Work to complete
Every line below should be repeated exactly.

Listed records

>>

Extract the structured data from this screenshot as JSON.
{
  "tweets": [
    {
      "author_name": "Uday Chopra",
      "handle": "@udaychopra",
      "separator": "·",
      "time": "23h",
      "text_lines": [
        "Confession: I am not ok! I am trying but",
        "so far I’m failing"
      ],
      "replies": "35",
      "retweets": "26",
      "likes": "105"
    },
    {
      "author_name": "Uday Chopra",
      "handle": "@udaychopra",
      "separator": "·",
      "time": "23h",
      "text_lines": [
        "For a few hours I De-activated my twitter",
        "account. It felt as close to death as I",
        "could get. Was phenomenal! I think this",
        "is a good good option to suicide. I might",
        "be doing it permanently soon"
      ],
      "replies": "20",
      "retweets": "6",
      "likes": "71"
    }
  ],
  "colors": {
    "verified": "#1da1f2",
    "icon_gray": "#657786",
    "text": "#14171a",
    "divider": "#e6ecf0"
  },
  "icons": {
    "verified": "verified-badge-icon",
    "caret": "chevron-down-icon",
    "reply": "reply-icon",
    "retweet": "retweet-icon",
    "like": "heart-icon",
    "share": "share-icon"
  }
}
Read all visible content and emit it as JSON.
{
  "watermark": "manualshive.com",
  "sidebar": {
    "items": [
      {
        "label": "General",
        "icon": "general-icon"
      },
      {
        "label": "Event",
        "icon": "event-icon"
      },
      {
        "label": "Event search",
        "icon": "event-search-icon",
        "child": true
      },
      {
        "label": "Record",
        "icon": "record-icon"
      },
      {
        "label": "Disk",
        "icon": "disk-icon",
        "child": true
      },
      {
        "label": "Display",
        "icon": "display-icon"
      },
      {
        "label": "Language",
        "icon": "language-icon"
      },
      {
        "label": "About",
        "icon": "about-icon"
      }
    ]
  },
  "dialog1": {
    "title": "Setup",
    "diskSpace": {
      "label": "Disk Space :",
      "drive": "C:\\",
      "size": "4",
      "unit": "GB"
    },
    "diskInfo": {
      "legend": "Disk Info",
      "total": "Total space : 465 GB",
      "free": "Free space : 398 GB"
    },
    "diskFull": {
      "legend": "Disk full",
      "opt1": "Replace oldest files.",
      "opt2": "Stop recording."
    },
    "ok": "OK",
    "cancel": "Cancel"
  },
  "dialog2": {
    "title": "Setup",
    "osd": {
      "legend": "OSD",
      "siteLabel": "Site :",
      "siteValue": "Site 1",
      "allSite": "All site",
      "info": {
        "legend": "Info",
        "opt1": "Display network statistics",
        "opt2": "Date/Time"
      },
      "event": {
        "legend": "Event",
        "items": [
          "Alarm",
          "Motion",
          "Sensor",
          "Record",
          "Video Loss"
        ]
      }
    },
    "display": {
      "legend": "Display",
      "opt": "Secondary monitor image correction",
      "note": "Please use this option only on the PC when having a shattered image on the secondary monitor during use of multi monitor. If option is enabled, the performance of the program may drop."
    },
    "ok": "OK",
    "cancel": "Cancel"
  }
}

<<

Written answer
Extract the structured data from this screenshot as JSON.
{
  "tweets": [
    {
      "author_name": "Uday Chopra",
      "handle": "@udaychopra",
      "separator": "·",
      "time": "23h",
      "text_lines": [
        "Confession: I am not ok! I am trying but",
        "so far I’m failing"
      ],
      "replies": "35",
      "retweets": "26",
      "likes": "105"
    },
    {
      "author_name": "Uday Chopra",
      "handle": "@udaychopra",
      "separator": "·",
      "time": "23h",
      "text_lines": [
        "For a few hours I De-activated my twitter",
        "account. It felt as close to death as I",
        "could get. Was phenomenal! I think this",
        "is a good good option to suicide. I might",
        "be doing it permanently soon"
      ],
      "replies": "20",
      "retweets": "6",
      "likes": "71"
    }
  ],
  "colors": {
    "verified": "#1da1f2",
    "icon_gray": "#657786",
    "text": "#14171a",
    "divider": "#e6ecf0"
  },
  "icons": {
    "verified": "verified-badge-icon",
    "caret": "chevron-down-icon",
    "reply": "reply-icon",
    "retweet": "retweet-icon",
    "like": "heart-icon",
    "share": "share-icon"
  }
}
Read all visible content and emit it as JSON.
{
  "watermark": "manualshive.com",
  "sidebar": {
    "items": [
      {
        "label": "General",
        "icon": "general-icon"
      },
      {
        "label": "Event",
        "icon": "event-icon"
      },
      {
        "label": "Event search",
        "icon": "event-search-icon",
        "child": true
      },
      {
        "label": "Record",
        "icon": "record-icon"
      },
      {
        "label": "Disk",
        "icon": "disk-icon",
        "child": true
      },
      {
        "label": "Display",
        "icon": "display-icon"
      },
      {
        "label": "Language",
        "icon": "language-icon"
      },
      {
        "label": "About",
        "icon": "about-icon"
      }
    ]
  },
  "dialog1": {
    "title": "Setup",
    "diskSpace": {
      "label": "Disk Space :",
      "drive": "C:\\",
      "size": "4",
      "unit": "GB"
    },
    "diskInfo": {
      "legend": "Disk Info",
      "total": "Total space : 465 GB",
      "free": "Free space : 398 GB"
    },
    "diskFull": {
      "legend": "Disk full",
      "opt1": "Replace oldest files.",
      "opt2": "Stop recording."
    },
    "ok": "OK",
    "cancel": "Cancel"
  },
  "dialog2": {
    "title": "Setup",
    "osd": {
      "legend": "OSD",
      "siteLabel": "Site :",
      "siteValue": "Site 1",
      "allSite": "All site",
      "info": {
        "legend": "Info",
        "opt1": "Display network statistics",
        "opt2": "Date/Time"
      },
      "event": {
        "legend": "Event",
        "items": [
          "Alarm",
          "Motion",
          "Sensor",
          "Record",
          "Video Loss"
        ]
      }
    },
    "display": {
      "legend": "Display",
      "opt": "Secondary monitor image correction",
      "note": "Please use this option only on the PC when having a shattered image on the secondary monitor during use of multi monitor. If option is enabled, the performance of the program may drop."
    },
    "ok": "OK",
    "cancel": "Cancel"
  }
}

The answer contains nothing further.